The Geology Department at Puget Sound consists of five faculty members and roughly 25 majors. Our size enables us to offer a broad spectrum of classes while at the same time maintaining a close-knit and collegial learning environment. All of our courses include a field component and these range from day or weekend trips to semester-long projects that integrate field and laboratory analysis. We also believe strongly in the importance of training our students to use analytical instrumentation and are very well-equipped in this regard. By the time they graduate our majors are scientists, trained to collect and interpret their own data, think creatively, and answer real-world questions.
All members of the Geology faculty are actively engaged in research that involves our students. Our research interests span a broad range of topics including the environmental geochemistry of water and sediment from local water bodies, the glacial history of the Puget Sound area, paleomagnetic studies of variations in the earth's magnetic field and past plate motions, the igneous and structural history of the Olympic Peninsula, stable isotope studies of past and present food webs, and the magmatic and tectonic evolution of the Pacific Northwest. Many of our projects are based here in the Pacific Northwest, but we have also taken students to more distant research locations including Alaska, the American Southwest, Ascension Island, and Africa.
In both teaching and research we take advantage of outstanding facilities and equipment available in the department. Our resources include:
Please view our Science Core Facility Webpage for information on the following
Students who major in geology learn to observe and interpret the natural world. They develop the skills to formulate hypotheses, collect and interpret data, synthesize results, and present findings at professional conferences. All Geology majors have the option to complete a senior thesis. Upon graduation our students are ready to apply their knowledge and skills not only to academic topics, but also to important societal issues such as natural disaster planning, waste disposal, climate change, resource utilization, and water policy.

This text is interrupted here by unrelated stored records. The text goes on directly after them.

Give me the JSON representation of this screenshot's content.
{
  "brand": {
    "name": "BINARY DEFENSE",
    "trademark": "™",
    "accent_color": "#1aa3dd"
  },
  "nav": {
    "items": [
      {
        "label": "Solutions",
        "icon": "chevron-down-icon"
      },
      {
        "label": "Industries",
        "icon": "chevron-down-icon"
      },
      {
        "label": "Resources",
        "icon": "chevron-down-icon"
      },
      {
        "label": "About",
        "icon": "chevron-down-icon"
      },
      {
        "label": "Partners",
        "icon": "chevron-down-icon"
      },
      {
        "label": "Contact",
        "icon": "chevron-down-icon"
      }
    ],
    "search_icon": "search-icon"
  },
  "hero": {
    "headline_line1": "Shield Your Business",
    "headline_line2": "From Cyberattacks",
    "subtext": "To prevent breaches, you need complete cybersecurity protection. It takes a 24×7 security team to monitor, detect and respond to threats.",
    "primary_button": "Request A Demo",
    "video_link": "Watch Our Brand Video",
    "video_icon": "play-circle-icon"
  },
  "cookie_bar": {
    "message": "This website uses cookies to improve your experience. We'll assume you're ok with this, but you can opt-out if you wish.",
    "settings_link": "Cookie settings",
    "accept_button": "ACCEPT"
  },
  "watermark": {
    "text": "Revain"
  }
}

Our graduates have gone on to a wide range of careers, the most popular in recent years being graduate school, environmental consulting, and teaching. However, we have graduates in 32 states and four foreign countries and their occupations include not only geologic fields (e.g., mineral exploration, hydrology, academia) but also other sciences and related professions (e.g., medicine, environmental law).